Oyo does some of its own molding in-house to gain more efficiency, Hanssmann said. “One product represents 25 to 40 molds. We use PLM 360 in traditional ways to manage mold making as well as for document management.” However, he noted, “we don’t do revision control in traditional ways. We might have 24 versions of Derek Jeter.”
The company typically delivers a product to market within two days. First runs are usually 1,000–3,000 units — fabricated near its Boston-area headquarters — and the first shipment off the line will ship to a stadium the same day it is produced. Hanssmann cited an example where a new team roster was released the morning of Day 1, and new figurines were manufactured and shipped to the stadium for sales on Day 2.
“We need to be efficient, first and foremost,” Hanssmann said. “We needed a solution that would allow us to configure and develop new products. We couldn’t have done this with traditional [PLM] solutions.”
Autodesk Responds to New Paradigm
Andrew Anagnost, senior vice-president in charge of industry strategy at Autodesk, talked about the turnabouts in the manufacturing world and what the company is doing to provide the software that supports the evolving needs of manufacturers.
“We’re seeing big shifts in the world of built products,” he said. “The little guys are exploiting these trends, which are allowing them to succeed in the market. ... And we’re seeing these trends across all the industries we serve — AEC, civil, manufacturing, and yes, movies. It’s not isolated. It’s a big deal.”

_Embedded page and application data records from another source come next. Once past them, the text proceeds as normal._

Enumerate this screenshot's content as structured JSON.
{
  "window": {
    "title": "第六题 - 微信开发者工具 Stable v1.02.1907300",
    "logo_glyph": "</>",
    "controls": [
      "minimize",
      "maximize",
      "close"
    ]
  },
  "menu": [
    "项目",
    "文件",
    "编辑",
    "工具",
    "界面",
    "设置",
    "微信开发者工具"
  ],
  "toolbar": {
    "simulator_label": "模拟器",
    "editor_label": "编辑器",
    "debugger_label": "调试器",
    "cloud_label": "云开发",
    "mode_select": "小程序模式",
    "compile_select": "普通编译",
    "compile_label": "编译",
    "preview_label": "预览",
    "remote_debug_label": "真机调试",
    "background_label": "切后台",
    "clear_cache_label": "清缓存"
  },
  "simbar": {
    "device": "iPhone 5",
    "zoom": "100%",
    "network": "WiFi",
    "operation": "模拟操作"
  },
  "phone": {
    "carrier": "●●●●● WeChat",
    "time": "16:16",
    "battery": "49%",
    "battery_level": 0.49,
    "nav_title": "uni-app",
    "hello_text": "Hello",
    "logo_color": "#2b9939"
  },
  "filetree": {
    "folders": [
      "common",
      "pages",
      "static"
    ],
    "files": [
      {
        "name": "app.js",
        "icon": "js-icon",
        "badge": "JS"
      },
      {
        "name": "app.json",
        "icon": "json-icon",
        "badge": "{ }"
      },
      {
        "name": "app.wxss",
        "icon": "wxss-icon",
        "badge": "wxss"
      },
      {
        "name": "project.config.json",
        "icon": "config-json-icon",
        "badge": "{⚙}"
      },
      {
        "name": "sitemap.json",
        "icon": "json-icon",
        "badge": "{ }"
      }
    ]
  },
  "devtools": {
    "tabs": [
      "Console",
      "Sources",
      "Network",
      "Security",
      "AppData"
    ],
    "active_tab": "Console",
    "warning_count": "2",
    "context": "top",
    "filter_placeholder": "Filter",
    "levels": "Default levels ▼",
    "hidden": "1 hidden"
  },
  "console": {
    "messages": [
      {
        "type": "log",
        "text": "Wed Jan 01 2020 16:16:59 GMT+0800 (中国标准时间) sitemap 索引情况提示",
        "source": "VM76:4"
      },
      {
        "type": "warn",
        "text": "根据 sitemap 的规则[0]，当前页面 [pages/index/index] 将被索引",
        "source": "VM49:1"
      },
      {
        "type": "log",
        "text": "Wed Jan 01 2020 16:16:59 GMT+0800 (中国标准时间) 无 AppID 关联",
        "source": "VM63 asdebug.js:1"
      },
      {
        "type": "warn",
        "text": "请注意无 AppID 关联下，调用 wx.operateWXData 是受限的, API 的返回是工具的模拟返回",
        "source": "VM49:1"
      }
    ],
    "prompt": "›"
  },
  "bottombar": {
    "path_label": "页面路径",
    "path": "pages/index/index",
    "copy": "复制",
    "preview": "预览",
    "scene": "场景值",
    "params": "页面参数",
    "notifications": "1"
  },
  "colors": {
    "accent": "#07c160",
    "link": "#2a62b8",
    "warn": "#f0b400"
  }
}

Those shifts include:
1. Change in the means of production
- Workforces are becoming increasingly distributed and nomadic, working with one another virtually, even sharing intellectual property.
- Cloud-based technologies facilitate collaboration and processes that previously were difficult or impossible.
- 3D printing “is hugely impactful on the way people think about how products are made. 3D printers are the plotters of the future,” Anagnost said.
- New means of acquiring funding, such as crowdfunding, are becoming readily accessible.
2. Changing modes of consumption
- Customers care about where and how a product was made and are willing to pay a premium for locally sourced, environmentally friendly products.
- “It’s not emerging markets vs. mature markets,” Anagnost said. “It’s about fragmentation of buying expectations between baby boomers and younger generations.”
3. Changing notions of what a product is
- “Every product now has the expectation that it is connected to the Internet,” Anagnost said, so the question becomes, How does Autodesk help its customers connect products? “This blending of hardware and software is a pretty significant trend.”
- Manufacturers themselves are changing consumer expectations, Anagnost said. For example, Tesla Motors, a manufacturer of premium electric vehicles, is telling buyers to keep a car eight to ten years. It has abandoned the conventional messaging that you need a new car every three years. “The little guys are exploiting the weaknesses of the big guys. The big guys cannot afford to ignore these disruptive trends.”
Anagnost concluded, “This is the era of connection. We very much intend to be part of this disruption. We are very serious about this; we need to build new tools to support it. It’s a huge initiative for us. ... We’re investing a lot.”
Manufacturing is becoming faster, more agile, and increasingly accessible to organizations of any size or level of expertise. And PLM software is following suit, delivering simplicity, flexibility, and affordability that brings it within reach of SMBs and allows them to tap the benefits of a technology that previously was too complex, too rigid, and too expensive for their needs. Just like the progressive companies that are shaking up the manufacturing industry today, cloud-based PLM is nimble and fast — and changing the game.
Accelerate 2015 is scheduled for September 23–24, 2015, in Boston.